Moreover, the United States has nothing to gain by escaping the restrictions of the INF with respect to Russia. There is no conceivable option to station new nuclear weapons in Europe. This leaves one possible arena: Asia. Trump, along with his National Security Advisor John Bolton, has repeatedly targeted China. However, stationing ground-launched nuclear missiles in Asia only risks a new arms race with a nuclear responsible China.  

To understand the recent developments, one has to look back first. The 1987 INF for the first time obliged the two major nuclear powers, the US and Russia (back then: Soviet Union), to abolish a whole category of nuclear weapons. Supported by a thorough verification regime, the INF obliged the two states to dissolve all nuclear and conventional ground-launched ballistic and cruise missiles with ranges of 500 to 5,500 kilometers. On the treaty’s deadline on June 1, 1991, both parties had together successfully eliminated 2,692 weapons. However, since 2014 the US has repeatedly accused Russia of breaching the INF by developing and deploying a missile that is noncompliant with the treaty. Many observers agree that there is a high probability that Russia has indeed violated its obligations.

While the Obama administration pressured Putin to return to full compliance, the Trump administration has followed a notably more aggressive path. After releasing a strategy to coerce Russia to compliance in 2017, the Trump administration proceeded to announce its withdrawal from the INF altogether this week. Given Trump’s seemingly euphoric stance on arms races and Bolton’s doubts on the usefulness of arms control treaties, this might have been a surprising but not unforeseeable development. However, the question remains what is to be gained from this decision. Unfortunately, the answer is: not much.

 

Much to lose, little to gain

Russia has put a lot of emphasis on its alleged compliance with the INF provisions. Moreover, the Kremlin tried to build up a counter-narrative that accused the United States of breaching the treaty themselves, with the installation of a ballistic missile defense (BMD) system and the usage of drones. For the former, Russia argues that BMD installations can be armed with offensive capabilities, while it claims for the latter that unmanned armed drones are alike ground-launched missiles. Taken together, it can be said that the Kremlin puts considerable energy in legitimising its actions with respect to the INF.

What can thus be assumed is that Russia would increase its activities once the treaty is dismantled altogether. Consequently, if Trump leaves the INF first, it would perfectly suit Russian plans, especially when considering that Russia had openly stated multiple times that it would like to leave the treaty to be able to react to China’s armament. It would put the blame on the US, while allowing Russia to do as it pleases.
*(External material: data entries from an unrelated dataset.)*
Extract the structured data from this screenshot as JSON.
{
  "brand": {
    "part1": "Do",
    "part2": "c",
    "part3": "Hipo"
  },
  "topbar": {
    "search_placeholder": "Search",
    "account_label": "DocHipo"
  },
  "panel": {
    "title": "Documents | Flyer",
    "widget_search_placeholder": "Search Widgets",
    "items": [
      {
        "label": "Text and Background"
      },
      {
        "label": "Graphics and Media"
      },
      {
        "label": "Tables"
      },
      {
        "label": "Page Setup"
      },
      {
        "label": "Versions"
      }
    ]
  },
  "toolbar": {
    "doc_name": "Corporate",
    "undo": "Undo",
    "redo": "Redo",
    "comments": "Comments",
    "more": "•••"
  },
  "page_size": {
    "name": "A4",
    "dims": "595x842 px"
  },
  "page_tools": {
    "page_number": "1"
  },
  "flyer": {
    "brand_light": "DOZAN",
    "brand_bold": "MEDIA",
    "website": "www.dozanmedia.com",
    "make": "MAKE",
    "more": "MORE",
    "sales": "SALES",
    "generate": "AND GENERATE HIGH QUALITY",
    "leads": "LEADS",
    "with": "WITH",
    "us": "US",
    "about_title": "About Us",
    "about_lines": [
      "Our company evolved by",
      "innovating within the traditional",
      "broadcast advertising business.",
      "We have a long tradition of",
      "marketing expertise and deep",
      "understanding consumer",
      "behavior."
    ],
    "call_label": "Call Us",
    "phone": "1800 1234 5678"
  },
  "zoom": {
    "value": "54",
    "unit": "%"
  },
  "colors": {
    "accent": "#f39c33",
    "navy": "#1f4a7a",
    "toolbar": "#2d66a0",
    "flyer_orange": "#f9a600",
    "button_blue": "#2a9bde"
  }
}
And what does the United States have to gain from it? Public opinion in Europe is already strongly unfavorable towards nuclear weapons stationed in NATO member states. There is little to no chance that European allies would allow the US to station ground-launched ballistic and cruise missiles in Europe, where they would be able to reach Russia. Thus, there seems to be no perceivable military or political advantage in relations to the Kremlin by retreating from the INF.

This leaves us with Trump’s favorite enemy-to-be: China. The Trump administration has confronted Peking both on its economic and military conduct. Bolton also complained about Peking’s behavior in its meeting with Putin about the INF this week. This further illustrates that the US’ announcement to leave the INF is tied to concerns about China. Unlike Europeans, US’ allies in Asia might indeed welcome the stationing of intermediate-range nuclear weapons on their territory. However, it is more than doubtful if this in any way enhances regional and global stability. Despite its more aggressive conduct in the South China Sea and towards Taiwan in recent years, China has largely maintained a remarkably non-aggressive nuclear policy. Stationing nuclear weapons in proximity to China might as well trigger a reversal of this rather positive status-quo and lead China to rethink its policies.
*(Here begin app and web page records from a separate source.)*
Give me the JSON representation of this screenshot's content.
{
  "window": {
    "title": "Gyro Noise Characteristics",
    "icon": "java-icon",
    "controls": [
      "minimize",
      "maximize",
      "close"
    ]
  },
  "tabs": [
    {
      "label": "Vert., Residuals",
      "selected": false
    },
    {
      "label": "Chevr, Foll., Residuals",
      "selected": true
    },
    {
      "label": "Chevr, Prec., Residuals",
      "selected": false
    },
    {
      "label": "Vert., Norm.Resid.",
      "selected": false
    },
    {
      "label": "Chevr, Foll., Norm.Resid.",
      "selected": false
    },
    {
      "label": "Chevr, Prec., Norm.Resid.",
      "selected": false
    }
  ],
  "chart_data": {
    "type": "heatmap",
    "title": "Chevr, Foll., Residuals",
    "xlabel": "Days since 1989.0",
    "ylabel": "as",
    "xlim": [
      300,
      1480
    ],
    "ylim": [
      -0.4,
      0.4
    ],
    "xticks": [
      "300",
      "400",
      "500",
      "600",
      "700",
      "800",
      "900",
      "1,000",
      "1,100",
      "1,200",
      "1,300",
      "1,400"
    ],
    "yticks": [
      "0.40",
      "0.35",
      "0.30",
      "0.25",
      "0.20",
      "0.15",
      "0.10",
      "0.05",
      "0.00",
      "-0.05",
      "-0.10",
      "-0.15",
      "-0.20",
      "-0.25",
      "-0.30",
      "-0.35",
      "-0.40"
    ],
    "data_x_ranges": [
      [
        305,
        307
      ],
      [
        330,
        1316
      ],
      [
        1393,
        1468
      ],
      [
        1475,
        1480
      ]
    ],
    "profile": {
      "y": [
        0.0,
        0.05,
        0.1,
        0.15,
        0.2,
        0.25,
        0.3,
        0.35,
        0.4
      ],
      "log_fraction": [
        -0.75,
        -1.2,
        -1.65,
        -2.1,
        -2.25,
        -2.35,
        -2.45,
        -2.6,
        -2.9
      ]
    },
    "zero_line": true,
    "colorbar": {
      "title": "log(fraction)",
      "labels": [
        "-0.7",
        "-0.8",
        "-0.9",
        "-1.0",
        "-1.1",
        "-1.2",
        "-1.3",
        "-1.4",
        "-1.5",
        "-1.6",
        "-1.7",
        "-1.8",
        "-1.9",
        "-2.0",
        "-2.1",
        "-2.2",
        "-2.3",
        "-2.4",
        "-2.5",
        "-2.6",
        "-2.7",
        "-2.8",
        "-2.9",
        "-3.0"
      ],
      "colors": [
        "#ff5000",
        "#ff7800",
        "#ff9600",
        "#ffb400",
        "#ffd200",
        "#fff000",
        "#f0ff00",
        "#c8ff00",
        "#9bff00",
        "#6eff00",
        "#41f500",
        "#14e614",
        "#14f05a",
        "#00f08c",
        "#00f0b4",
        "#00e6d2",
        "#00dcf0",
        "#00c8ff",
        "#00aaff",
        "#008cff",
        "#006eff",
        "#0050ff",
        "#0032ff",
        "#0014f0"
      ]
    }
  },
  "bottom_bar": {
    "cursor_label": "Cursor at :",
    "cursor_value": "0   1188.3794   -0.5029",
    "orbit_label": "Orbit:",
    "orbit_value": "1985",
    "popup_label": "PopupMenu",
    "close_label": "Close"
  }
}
It is difficult to see how this could be in the interest of the US, let alone support global stability.

What remains to be said is that an announcement to withdraw from the INF is not yet an action. So far, the US administration has not officially left the treaty. If Trump does put words to deeds, he will not only weaken the disarmament agenda, but also strengthen Putin and gain little to nothing from it. On top of all of this, the US could risk a possible nuclear arms race with China, both in terms of policy and actual capabilities. While it is true that Russia started the dispute, pulling out of the INF is an astoundingly bad idea.

 

 

The Polis Blog serves as a platform at the disposal of Polis180’s members. Published comments express solely the authors’ opinions and shall not be confounded with the opinions of the editors or of Polis180.

Image source: Todd Diemer (via unsplash)

The following two tabs change content below.

Alexander Sorg

Alexander is a Research Associate at the Centre for International Security Policy at the Hertie School of Governance, where he focuses on the future of non-strategic nuclear weapons. At Polis, he works on issues of international security policy.

Neueste Artikel von Alexander Sorg (alle ansehen)

0 Comments

Leave a reply

Deine E-Mail-Adresse wird nicht veröffentlicht. Erforderliche Felder sind mit * markiert.

*

Schreibe unserer Blogredaktion!

Falls Du Fragen, Anregungen oder Beiträge zum Polis Blog hast, dann kannst du uns hier kontaktieren!

Sending

Log in with your credentials

Forgot your details?